Each entry below is to be copied verbatim, with no line missing.

── Input data ──

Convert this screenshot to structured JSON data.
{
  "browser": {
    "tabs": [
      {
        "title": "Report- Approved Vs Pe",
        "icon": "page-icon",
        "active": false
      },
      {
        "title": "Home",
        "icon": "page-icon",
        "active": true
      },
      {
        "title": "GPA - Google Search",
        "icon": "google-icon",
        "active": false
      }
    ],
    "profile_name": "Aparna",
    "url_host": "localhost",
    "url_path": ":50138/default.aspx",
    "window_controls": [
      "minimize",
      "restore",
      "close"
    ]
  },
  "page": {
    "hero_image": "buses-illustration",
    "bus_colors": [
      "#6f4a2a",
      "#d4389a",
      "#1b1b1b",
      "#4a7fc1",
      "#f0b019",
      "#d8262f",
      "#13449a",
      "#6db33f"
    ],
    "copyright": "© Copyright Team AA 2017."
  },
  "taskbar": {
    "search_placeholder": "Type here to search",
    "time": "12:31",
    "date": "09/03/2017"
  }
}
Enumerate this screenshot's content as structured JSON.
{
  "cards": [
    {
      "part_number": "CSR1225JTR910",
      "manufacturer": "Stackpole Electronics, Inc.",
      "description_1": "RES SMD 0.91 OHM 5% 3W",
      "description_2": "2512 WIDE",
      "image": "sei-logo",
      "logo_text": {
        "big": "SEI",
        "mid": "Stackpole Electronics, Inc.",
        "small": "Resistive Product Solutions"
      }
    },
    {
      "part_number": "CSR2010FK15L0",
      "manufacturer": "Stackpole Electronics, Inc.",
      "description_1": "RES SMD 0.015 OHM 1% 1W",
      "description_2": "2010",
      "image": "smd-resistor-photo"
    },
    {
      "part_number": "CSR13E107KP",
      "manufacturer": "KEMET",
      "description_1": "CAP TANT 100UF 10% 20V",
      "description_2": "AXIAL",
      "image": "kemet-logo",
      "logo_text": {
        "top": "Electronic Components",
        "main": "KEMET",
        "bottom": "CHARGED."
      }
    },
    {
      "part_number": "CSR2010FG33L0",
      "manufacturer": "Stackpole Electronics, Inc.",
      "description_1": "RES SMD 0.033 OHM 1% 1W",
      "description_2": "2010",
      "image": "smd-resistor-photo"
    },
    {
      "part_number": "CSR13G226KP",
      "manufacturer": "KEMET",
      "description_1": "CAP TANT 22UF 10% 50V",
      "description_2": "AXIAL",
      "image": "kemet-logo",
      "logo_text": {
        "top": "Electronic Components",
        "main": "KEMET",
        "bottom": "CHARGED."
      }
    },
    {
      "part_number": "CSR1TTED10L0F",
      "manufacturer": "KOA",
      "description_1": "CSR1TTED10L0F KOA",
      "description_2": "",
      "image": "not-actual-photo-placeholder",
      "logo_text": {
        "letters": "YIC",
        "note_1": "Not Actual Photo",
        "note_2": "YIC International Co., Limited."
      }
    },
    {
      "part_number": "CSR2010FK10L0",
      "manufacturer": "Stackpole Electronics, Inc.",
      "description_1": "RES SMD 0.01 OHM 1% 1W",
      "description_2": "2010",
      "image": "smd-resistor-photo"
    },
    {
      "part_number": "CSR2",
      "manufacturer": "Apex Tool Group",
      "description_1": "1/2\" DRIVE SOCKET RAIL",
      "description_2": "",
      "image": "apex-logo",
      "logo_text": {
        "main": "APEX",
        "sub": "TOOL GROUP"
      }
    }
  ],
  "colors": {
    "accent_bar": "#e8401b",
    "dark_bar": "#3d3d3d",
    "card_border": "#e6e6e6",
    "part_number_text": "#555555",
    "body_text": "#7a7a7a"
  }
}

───

§ Response for this exercise
Convert this screenshot to structured JSON data.
{
  "browser": {
    "tabs": [
      {
        "title": "Report- Approved Vs Pe",
        "icon": "page-icon",
        "active": false
      },
      {
        "title": "Home",
        "icon": "page-icon",
        "active": true
      },
      {
        "title": "GPA - Google Search",
        "icon": "google-icon",
        "active": false
      }
    ],
    "profile_name": "Aparna",
    "url_host": "localhost",
    "url_path": ":50138/default.aspx",
    "window_controls": [
      "minimize",
      "restore",
      "close"
    ]
  },
  "page": {
    "hero_image": "buses-illustration",
    "bus_colors": [
      "#6f4a2a",
      "#d4389a",
      "#1b1b1b",
      "#4a7fc1",
      "#f0b019",
      "#d8262f",
      "#13449a",
      "#6db33f"
    ],
    "copyright": "© Copyright Team AA 2017."
  },
  "taskbar": {
    "search_placeholder": "Type here to search",
    "time": "12:31",
    "date": "09/03/2017"
  }
}
Enumerate this screenshot's content as structured JSON.
{
  "cards": [
    {
      "part_number": "CSR1225JTR910",
      "manufacturer": "Stackpole Electronics, Inc.",
      "description_1": "RES SMD 0.91 OHM 5% 3W",
      "description_2": "2512 WIDE",
      "image": "sei-logo",
      "logo_text": {
        "big": "SEI",
        "mid": "Stackpole Electronics, Inc.",
        "small": "Resistive Product Solutions"
      }
    },
    {
      "part_number": "CSR2010FK15L0",
      "manufacturer": "Stackpole Electronics, Inc.",
      "description_1": "RES SMD 0.015 OHM 1% 1W",
      "description_2": "2010",
      "image": "smd-resistor-photo"
    },
    {
      "part_number": "CSR13E107KP",
      "manufacturer": "KEMET",
      "description_1": "CAP TANT 100UF 10% 20V",
      "description_2": "AXIAL",
      "image": "kemet-logo",
      "logo_text": {
        "top": "Electronic Components",
        "main": "KEMET",
        "bottom": "CHARGED."
      }
    },
    {
      "part_number": "CSR2010FG33L0",
      "manufacturer": "Stackpole Electronics, Inc.",
      "description_1": "RES SMD 0.033 OHM 1% 1W",
      "description_2": "2010",
      "image": "smd-resistor-photo"
    },
    {
      "part_number": "CSR13G226KP",
      "manufacturer": "KEMET",
      "description_1": "CAP TANT 22UF 10% 50V",
      "description_2": "AXIAL",
      "image": "kemet-logo",
      "logo_text": {
        "top": "Electronic Components",
        "main": "KEMET",
        "bottom": "CHARGED."
      }
    },
    {
      "part_number": "CSR1TTED10L0F",
      "manufacturer": "KOA",
      "description_1": "CSR1TTED10L0F KOA",
      "description_2": "",
      "image": "not-actual-photo-placeholder",
      "logo_text": {
        "letters": "YIC",
        "note_1": "Not Actual Photo",
        "note_2": "YIC International Co., Limited."
      }
    },
    {
      "part_number": "CSR2010FK10L0",
      "manufacturer": "Stackpole Electronics, Inc.",
      "description_1": "RES SMD 0.01 OHM 1% 1W",
      "description_2": "2010",
      "image": "smd-resistor-photo"
    },
    {
      "part_number": "CSR2",
      "manufacturer": "Apex Tool Group",
      "description_1": "1/2\" DRIVE SOCKET RAIL",
      "description_2": "",
      "image": "apex-logo",
      "logo_text": {
        "main": "APEX",
        "sub": "TOOL GROUP"
      }
    }
  ],
  "colors": {
    "accent_bar": "#e8401b",
    "dark_bar": "#3d3d3d",
    "card_border": "#e6e6e6",
    "part_number_text": "#555555",
    "body_text": "#7a7a7a"
  }
}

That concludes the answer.